“ The Ghost Dance (Caddo: Nanissáanah, also called the Ghost Dance of 1890) was a new religious movement which was incorporated into numerous Native American belief systems. According to the prophet Jack Wilson (Wovoka)’s teachings, proper practice of the dance would reunite the living with the spirits of the dead and bring peace, prosperity, and unity to native peoples throughout the region. The basis for the Ghost Dance, the circle dance, is a traditional ritual which has been used by many Native Americans since prehistoric times, but this new form was first practiced among the Nevada Paiute in 1889. The practice swept throughout much of the Western United States, quickly reaching areas of California and Oklahoma. As the Ghost Dance spread from its original source, Native American tribes synthesized selective aspects of the ritual with their own beliefs. This process often created change in both the society that integrated it, and in the ritual itself.
The chief figure in the movement was the prophet of peace, Jack Wilson, known as Wovoka among the Paiute. He prophesied a peaceful end to white expansion while preaching goals of clean living, an honest life, and cross-cultural cooperation by Native Americans. Practice of the Ghost Dance movement was believed to have contributed to Lakota resistance. In the Wounded Knee Massacre in 1890, U.S. Army forces killed at least 153 Lakota Sioux. The Sioux variation on the Ghost Dance tended towards millenarianism, an innovation that distinguished the Sioux interpretation from Jack Wilson’s original teachings. The Caddo Nation still practices the Ghost Dance today. “.
Coincidentally, the popularity of the Ghost Dance dwindled after the Wounded Knee Massacre as many First Nations people feared similar bloodshed instigated by the U.S. Military.
And last but certainly not least, Bruce Cockburn who also started out as a barefoot hippy folk singer who has shown his versatility and skill as a song writer and musician more times than I can count. I saw him solo many years ago and it was quite delightful. This is a song from the 1994 “ Stealing Fire “ album and caused quite a stir in some Canadian circles and no one as famous and well respected as Bruce had ever been so aggressive in their lyrics and politics. Many a politician were heard to “ tut, tut “!

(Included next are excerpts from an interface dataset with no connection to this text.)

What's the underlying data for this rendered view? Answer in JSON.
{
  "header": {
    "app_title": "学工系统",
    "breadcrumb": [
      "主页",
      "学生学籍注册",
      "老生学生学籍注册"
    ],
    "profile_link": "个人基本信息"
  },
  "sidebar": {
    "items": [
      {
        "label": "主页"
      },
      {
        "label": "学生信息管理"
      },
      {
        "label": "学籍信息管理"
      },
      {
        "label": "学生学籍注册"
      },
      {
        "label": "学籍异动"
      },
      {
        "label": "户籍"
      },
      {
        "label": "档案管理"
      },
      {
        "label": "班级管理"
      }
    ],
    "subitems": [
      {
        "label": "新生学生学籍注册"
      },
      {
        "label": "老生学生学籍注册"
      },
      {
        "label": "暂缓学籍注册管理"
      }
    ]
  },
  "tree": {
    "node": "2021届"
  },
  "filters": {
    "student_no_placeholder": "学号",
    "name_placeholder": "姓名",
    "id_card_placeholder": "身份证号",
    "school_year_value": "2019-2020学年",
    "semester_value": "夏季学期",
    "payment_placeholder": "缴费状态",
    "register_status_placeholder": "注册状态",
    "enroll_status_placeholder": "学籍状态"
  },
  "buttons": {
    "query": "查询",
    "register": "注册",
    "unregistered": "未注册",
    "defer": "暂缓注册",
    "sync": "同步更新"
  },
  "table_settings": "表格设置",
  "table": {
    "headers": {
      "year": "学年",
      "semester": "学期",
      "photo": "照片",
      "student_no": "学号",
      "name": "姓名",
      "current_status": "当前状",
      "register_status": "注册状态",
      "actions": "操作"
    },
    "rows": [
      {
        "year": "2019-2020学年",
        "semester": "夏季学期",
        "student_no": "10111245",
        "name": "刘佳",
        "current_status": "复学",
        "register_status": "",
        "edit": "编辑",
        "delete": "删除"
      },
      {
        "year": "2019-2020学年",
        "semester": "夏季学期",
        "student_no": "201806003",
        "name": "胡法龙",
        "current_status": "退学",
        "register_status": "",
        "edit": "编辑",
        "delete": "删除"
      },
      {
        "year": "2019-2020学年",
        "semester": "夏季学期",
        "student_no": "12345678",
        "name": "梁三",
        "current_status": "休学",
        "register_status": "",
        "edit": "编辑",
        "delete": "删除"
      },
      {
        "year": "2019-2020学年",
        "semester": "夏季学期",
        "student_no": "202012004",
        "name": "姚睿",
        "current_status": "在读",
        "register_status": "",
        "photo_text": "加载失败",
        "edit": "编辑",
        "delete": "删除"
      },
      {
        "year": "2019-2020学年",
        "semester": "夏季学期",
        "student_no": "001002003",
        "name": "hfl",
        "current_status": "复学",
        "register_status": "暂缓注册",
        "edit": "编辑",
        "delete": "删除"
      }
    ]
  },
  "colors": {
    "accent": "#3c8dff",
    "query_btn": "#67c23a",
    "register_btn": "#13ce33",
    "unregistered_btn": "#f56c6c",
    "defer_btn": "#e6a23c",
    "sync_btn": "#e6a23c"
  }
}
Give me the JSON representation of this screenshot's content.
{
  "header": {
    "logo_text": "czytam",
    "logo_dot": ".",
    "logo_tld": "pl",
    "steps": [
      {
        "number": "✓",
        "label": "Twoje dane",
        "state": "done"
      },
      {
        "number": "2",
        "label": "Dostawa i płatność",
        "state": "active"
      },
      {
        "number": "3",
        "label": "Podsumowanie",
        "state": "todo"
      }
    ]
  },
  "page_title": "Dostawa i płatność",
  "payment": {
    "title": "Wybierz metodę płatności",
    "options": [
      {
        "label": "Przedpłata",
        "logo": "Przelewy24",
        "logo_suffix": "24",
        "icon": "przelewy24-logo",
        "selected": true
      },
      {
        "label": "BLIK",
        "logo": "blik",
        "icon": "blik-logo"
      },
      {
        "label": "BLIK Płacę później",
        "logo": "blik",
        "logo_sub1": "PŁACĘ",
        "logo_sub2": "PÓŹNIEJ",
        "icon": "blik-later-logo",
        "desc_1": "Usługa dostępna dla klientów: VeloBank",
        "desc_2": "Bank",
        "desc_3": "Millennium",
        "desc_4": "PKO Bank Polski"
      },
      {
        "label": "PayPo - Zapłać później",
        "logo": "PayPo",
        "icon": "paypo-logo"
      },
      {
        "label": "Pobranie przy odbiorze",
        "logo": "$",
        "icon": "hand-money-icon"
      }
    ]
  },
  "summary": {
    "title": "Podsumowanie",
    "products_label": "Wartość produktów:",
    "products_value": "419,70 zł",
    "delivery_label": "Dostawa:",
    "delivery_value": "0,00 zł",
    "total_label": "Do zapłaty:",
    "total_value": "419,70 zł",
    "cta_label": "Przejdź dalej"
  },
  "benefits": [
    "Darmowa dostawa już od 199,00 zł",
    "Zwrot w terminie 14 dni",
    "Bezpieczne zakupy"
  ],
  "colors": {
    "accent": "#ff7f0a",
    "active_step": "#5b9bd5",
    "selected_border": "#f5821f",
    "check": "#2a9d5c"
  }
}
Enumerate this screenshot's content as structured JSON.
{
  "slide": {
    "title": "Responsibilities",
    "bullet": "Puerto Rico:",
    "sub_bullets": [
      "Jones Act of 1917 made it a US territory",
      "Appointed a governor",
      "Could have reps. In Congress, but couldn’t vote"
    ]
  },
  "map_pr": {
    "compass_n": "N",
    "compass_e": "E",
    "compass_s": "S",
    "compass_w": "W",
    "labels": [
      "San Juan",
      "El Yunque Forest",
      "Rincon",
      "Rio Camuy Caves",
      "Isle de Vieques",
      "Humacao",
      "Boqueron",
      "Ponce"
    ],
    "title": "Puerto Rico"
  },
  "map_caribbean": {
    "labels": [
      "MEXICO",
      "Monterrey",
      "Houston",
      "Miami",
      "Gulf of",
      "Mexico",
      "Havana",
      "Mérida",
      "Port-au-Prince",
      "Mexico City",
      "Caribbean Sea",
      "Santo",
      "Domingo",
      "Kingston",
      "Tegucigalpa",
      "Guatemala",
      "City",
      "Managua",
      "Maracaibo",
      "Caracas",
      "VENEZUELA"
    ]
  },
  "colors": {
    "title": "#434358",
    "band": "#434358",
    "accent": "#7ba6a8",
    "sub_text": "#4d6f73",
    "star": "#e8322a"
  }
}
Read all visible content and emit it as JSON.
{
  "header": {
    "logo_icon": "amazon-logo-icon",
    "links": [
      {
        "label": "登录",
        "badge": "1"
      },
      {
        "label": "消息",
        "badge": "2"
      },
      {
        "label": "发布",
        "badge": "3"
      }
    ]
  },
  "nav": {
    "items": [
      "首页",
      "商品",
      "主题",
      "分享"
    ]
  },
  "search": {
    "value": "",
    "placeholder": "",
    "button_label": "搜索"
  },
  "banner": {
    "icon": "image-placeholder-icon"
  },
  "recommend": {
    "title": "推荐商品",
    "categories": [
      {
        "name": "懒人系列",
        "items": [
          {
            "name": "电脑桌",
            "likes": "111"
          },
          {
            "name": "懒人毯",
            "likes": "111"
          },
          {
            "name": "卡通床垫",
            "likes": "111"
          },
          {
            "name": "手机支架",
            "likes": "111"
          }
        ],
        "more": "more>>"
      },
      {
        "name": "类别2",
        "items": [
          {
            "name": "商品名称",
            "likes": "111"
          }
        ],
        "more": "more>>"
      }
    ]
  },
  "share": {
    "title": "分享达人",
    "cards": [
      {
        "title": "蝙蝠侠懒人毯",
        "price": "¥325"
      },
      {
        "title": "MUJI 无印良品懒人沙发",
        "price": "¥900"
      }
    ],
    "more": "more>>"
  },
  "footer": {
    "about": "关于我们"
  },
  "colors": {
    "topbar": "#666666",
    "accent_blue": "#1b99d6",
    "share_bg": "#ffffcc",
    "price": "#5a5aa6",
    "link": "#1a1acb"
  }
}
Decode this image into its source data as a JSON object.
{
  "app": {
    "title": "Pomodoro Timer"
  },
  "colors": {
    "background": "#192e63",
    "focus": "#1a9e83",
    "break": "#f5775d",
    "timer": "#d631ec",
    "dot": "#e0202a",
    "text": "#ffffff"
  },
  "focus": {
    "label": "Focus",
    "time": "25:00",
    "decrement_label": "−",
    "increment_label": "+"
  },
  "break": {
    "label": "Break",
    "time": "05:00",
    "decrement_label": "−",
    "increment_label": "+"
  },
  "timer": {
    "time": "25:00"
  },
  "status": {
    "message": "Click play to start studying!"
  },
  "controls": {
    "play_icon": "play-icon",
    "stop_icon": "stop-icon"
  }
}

“The song was inspired by Cockburn’s visit, sponsored by OXFAM, to Guatemalan refugee camps in Mexico following the counterinsurgency campaign of dictator Efraín Ríos Montt. Although Cockburn had occasionally touched on political themes in his earlier songs, “If I Had a Rocket Launcher” was his first explicitly political song to be released as a single, and earned him a new reputation as an outspoken musical activist.
In the song, Cockburn despairs of waiting for a political solution to the crisis, and expresses the desire to take matters into his own hands. Each verse ends with a line stating what Cockburn would do if he had a rocket launcher: in the first verse, I’d make somebody pay. In the second, I would retaliate. In the third, I would not hesitate.
The fourth and final verse ends with the song’s most famous and controversial lyric: If I had a rocket launcher, some son-of-a-bitch would die.
In a later interview, Cockburn stated that the song “is not a call to arms; this is a cry.”
In 2009, Cockburn performed the song for Canadian troops in Afghanistan; he was subsequently presented (temporarily) with a rocket launcher “
Well done Kanata!!!!